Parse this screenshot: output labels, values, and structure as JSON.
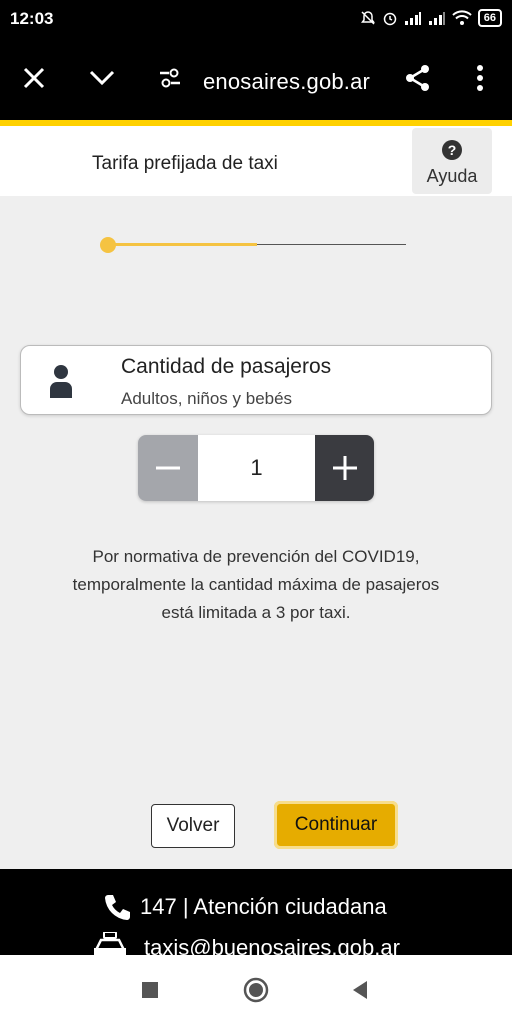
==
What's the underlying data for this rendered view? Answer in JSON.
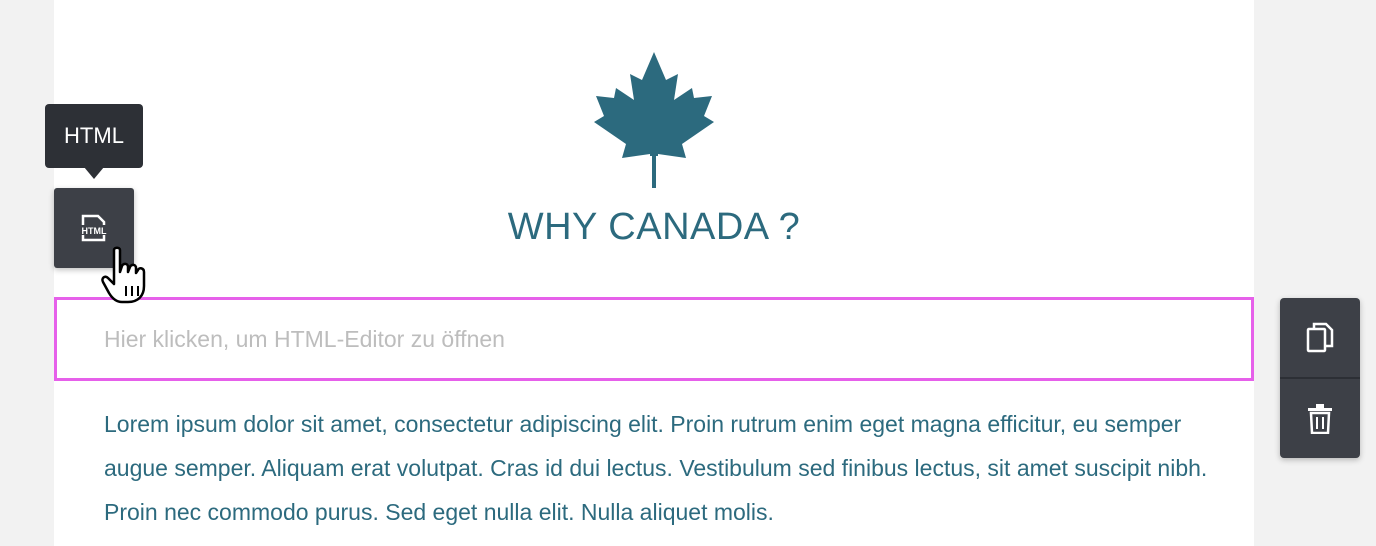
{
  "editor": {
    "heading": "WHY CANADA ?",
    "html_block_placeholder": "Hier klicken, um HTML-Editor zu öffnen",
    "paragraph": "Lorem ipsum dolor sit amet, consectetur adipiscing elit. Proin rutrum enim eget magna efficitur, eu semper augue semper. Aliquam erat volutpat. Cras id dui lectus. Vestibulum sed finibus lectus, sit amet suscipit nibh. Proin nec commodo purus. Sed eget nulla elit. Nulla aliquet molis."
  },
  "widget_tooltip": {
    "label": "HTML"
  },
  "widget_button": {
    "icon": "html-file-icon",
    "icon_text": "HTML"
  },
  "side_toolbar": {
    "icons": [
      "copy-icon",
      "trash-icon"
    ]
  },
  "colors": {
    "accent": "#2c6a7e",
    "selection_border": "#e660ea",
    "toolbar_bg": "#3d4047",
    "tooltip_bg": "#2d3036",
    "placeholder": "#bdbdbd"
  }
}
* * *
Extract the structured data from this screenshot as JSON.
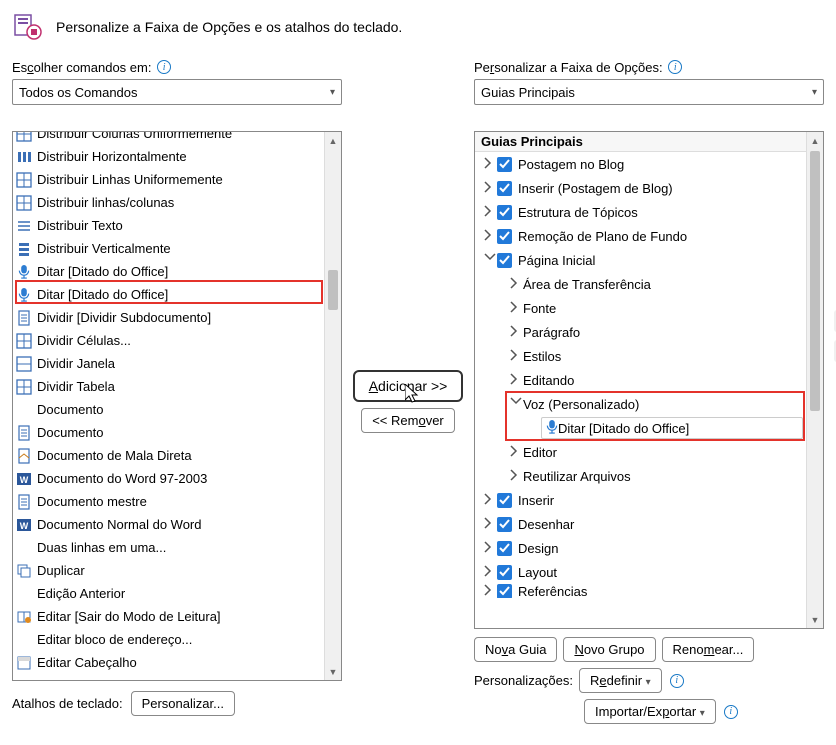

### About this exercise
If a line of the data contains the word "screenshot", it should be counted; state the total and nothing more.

### Solution for this exercise
2